Ordinary building contracts are all about fire-fighting. You dash hither and thither “sorting”. You dash and sort the subby, you dash and sort the architect, you dash and sort that half-baked twerp who thinks “more labour” comes out of a magic cupboard or the boot of your company car. So let’s have a chat not about building contract law, but about my little hacksaw. It’s in the boot of my car and when no one is watching I am going to take that little hacksaw out and sneak up on a speed camera near Cambridge and saw the bloody thing off. Yes, you guessed it, one of these damnable devices has nicked me. It sneaked out of the hedge on a country lane when I was dashing about and clocked 72 mph in a 60 limit. Livid? You bet. £40 and three points, that’s what. Criminal offence, that’s what. Speeding is a crime and our big mate John Prescott, friend of the building industry, is gunning for high-speed surveyors, builders and architects.
To add insult to injury, I changed my car last week and filled in the insurance form, having to declare the blot on the hitherto clean landscape of my driving licence. The insurance laddie announced that this one miserable smudge, these three points for speeding, jacked up my car insurance premium by 37%. I kid you not.
What’s the law? Under S23 of the Road Traffic Act 1991, devices such as authorised cameras are made lawful. Two photographs are taken to verify the offence when the vehicle is travelling above the prosecution threshold. Then a notice of prosecution must be sent to the registered keeper. If that is your company or leasing company, it is the company’s responsibility to contact the driver or inform the prosecuting authority who the driver was. It is a criminal offence for the registered keeper not to disclose this information, if he knows, or could reasonably know, who the driver was. Once informed upon, the usual penalty is the fixed fine of £40, plus endorsement. Once your licence is received, it may transpire that you are liable for disqualification under the “totting” rules and must now appear in the magistrates’ court for trial and sentence.
The insurance laddie announced that these three points for speeding jacked up my car insurance premium by 37%

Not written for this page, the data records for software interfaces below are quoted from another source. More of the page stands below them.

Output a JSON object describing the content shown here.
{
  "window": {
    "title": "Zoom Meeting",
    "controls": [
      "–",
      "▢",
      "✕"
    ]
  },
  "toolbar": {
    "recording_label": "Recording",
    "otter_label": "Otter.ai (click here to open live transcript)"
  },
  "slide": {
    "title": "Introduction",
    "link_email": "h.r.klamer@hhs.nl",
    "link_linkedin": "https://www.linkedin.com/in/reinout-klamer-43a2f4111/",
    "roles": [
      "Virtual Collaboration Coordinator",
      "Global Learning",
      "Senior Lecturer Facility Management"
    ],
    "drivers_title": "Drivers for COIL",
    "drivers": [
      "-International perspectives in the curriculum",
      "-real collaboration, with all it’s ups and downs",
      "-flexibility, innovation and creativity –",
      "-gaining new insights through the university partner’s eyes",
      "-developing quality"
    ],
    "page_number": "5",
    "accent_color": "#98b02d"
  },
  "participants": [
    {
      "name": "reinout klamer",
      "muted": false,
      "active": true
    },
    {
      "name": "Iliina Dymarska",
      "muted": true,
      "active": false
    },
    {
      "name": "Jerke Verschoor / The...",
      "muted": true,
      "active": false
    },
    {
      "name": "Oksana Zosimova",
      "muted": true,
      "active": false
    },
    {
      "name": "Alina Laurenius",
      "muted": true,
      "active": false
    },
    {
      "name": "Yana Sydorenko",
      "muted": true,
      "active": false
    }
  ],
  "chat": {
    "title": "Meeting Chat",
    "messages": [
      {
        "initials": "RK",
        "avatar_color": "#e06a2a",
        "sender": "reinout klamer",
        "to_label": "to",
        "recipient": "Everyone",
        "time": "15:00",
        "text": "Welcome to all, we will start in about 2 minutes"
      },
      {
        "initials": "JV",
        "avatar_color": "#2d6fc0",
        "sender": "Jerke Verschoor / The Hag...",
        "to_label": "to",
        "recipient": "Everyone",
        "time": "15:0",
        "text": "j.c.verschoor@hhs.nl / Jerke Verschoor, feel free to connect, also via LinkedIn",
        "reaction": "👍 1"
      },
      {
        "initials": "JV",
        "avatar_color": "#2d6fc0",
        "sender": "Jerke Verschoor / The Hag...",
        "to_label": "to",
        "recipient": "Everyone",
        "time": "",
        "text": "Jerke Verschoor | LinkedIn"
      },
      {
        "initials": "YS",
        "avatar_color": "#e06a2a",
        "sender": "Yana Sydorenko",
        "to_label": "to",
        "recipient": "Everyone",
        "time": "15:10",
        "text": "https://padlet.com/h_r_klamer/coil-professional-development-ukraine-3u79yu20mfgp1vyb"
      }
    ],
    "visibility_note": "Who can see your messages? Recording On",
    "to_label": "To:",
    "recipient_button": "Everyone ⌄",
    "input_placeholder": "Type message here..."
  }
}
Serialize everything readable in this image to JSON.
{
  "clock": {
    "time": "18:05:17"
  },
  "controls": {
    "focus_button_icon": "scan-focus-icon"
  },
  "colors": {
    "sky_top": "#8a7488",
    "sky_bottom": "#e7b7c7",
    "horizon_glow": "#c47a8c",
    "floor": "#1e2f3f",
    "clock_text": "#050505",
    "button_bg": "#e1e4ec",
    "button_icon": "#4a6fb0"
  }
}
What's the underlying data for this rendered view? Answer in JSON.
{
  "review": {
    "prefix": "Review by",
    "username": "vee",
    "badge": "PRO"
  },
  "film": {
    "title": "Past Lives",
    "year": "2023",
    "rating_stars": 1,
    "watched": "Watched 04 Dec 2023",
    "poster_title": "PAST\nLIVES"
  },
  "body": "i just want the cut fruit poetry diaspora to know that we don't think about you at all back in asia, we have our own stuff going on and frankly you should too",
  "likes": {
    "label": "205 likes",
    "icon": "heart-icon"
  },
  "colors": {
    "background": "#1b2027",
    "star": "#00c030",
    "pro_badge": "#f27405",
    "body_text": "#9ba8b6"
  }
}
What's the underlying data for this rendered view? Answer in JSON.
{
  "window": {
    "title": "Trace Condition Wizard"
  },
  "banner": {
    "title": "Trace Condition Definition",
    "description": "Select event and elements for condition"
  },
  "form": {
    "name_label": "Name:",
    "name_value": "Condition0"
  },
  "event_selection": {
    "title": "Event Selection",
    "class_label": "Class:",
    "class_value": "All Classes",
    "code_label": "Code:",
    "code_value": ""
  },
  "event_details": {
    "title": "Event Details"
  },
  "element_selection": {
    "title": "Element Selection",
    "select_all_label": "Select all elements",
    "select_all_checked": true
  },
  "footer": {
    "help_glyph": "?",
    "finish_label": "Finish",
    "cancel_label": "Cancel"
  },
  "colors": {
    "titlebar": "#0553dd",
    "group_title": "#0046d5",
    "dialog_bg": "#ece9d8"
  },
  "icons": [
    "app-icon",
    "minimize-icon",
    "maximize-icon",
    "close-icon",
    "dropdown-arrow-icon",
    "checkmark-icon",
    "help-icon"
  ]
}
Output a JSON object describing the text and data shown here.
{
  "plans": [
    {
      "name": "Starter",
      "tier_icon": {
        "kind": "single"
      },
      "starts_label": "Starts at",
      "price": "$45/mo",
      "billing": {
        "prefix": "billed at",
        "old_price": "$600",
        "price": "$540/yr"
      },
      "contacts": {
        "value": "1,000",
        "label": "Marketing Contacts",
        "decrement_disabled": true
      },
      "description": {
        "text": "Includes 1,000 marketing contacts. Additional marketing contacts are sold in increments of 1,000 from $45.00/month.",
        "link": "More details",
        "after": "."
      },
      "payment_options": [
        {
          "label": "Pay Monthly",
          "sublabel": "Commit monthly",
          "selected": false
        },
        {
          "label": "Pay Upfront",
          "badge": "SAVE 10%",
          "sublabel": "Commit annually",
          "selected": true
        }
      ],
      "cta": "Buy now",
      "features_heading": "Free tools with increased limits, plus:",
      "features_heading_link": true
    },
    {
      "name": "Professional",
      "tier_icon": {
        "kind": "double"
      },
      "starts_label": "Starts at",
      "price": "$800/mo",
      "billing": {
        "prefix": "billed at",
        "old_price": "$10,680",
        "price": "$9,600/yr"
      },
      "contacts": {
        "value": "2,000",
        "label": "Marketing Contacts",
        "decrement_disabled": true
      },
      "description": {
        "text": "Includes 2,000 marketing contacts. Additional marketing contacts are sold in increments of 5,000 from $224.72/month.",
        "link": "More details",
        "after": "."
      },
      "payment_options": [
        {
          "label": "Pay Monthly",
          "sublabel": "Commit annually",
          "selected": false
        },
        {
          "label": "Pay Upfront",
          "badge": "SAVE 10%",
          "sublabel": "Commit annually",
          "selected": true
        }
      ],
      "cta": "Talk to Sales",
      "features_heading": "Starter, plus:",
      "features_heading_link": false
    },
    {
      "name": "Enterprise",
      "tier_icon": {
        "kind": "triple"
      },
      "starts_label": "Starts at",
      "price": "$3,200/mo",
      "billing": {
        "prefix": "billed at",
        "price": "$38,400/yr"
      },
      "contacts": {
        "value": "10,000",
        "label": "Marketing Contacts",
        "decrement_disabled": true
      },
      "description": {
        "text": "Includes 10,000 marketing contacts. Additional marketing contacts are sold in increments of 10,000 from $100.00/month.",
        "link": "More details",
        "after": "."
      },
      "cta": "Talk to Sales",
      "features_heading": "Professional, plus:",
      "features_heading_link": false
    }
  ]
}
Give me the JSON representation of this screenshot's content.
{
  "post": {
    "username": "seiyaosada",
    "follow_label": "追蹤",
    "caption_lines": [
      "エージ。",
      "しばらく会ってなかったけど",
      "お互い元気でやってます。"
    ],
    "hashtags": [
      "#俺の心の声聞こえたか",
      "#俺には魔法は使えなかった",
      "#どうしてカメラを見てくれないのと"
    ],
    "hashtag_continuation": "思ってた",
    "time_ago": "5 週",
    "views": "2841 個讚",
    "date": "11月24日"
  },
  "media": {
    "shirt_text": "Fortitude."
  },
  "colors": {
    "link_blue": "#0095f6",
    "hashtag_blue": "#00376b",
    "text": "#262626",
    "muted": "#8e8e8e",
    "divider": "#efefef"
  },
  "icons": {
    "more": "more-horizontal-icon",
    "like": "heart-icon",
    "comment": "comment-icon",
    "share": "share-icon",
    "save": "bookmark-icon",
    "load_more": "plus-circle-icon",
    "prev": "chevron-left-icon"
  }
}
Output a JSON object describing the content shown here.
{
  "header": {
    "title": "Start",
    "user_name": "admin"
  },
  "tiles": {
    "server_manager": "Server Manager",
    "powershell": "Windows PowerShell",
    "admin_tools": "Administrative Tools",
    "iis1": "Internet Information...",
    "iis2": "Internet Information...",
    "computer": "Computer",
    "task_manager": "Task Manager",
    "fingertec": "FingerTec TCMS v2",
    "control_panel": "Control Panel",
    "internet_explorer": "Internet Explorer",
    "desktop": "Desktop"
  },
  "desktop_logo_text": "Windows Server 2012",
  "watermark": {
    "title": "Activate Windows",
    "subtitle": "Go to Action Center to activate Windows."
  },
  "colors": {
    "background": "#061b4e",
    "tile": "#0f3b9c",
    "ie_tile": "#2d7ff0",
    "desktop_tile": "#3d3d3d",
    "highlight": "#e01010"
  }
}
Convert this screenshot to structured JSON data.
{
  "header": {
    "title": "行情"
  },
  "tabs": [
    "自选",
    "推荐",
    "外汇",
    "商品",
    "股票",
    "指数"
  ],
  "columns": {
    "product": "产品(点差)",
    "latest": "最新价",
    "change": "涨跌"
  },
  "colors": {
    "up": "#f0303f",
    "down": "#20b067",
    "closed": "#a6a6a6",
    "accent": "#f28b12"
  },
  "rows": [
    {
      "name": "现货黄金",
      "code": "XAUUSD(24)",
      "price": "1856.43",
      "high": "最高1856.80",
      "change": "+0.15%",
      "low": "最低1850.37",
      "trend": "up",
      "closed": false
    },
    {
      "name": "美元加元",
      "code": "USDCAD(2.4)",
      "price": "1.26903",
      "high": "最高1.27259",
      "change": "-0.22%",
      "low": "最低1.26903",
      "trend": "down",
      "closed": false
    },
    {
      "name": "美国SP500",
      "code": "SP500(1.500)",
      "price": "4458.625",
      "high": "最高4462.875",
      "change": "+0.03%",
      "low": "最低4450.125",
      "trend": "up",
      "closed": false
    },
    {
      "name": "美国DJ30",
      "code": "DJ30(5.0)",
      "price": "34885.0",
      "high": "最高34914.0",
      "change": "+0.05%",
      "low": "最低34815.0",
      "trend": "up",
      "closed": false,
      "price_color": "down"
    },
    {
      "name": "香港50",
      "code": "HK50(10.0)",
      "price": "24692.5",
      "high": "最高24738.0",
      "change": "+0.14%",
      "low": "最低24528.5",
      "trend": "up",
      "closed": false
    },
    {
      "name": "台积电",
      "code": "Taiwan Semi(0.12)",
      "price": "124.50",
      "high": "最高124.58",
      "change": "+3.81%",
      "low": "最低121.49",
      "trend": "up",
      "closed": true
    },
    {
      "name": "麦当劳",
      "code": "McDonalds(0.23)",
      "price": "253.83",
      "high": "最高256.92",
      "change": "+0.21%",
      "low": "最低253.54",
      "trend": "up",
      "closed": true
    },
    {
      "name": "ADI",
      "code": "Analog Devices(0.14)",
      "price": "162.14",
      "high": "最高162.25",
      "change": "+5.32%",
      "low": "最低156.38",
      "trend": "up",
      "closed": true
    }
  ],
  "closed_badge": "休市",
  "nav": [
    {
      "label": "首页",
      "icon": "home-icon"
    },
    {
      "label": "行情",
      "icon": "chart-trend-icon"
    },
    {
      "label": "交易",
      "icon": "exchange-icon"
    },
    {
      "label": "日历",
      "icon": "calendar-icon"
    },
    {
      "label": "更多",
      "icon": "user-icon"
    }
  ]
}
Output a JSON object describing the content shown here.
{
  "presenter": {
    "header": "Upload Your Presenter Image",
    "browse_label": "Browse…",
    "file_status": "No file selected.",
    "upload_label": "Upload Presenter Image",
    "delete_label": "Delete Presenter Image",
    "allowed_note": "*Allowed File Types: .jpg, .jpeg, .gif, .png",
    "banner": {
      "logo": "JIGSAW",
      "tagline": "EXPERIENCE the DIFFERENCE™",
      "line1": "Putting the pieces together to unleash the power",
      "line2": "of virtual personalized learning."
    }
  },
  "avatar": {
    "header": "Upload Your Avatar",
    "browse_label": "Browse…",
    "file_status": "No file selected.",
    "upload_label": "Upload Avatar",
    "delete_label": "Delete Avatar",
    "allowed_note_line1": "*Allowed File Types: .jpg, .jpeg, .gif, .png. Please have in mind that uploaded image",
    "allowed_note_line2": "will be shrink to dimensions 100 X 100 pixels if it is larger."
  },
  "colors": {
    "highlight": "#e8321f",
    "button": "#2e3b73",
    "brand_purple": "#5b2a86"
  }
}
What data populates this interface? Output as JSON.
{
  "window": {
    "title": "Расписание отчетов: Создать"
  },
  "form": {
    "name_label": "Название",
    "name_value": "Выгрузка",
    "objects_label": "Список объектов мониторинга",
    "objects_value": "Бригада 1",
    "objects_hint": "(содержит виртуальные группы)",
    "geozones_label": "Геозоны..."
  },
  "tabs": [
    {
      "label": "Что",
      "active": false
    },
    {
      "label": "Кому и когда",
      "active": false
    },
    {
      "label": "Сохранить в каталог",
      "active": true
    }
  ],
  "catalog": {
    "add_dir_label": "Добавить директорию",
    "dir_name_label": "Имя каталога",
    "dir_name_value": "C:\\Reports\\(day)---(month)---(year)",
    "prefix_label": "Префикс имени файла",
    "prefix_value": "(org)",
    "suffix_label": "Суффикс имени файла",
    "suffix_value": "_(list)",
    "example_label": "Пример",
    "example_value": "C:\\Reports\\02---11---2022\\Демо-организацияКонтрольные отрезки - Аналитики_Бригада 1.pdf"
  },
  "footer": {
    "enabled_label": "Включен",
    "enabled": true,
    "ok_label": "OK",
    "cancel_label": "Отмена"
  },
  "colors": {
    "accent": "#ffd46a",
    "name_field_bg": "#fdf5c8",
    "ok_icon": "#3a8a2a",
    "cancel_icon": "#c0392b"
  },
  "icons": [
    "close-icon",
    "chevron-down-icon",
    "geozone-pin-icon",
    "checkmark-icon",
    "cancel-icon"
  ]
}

The snag is that speed has infiltrated all aspects of modern life. Speed is desired, valued and attractive. I bet you know the 0-60 time in your car. The snag, too, is that most of us do not see occasions when we exceed the speed limit as dangerous. We feel in control in our Mondeo, that little harm will befall us, that we are more skilful than the average and accidents are more likely to happen to us as passengers than as drivers. Against this, the state sees the speed camera as having the primary purpose of speed reduction on a particular stretch of road and having a secondary purpose of reducing speed generally.
So, those who know what to do about our love of cars, our love of speed and our lack of interest in safety, have stepped on the gas. Get this: if you have a clean driving licence and if you are an ordinary driver, “they” are out to get you, and you won’t have a clean licence long. These cameras have been dotted about the land since 1993. Most of them had no film in, and those that were fired up had a trigger speed higher than the speed limit for that road. Gone, all gone. The cameras are real flashers, the threshold is zero tolerance. Your licence, your company car, your job as a dashing surveyor are up for grabs.
Tony Bingham is a barrister and arbitrator specialising in construction. You can write to him at 3 Paper Buildings, Temple, London EC4 7EU, or e-mail him on email@example.com.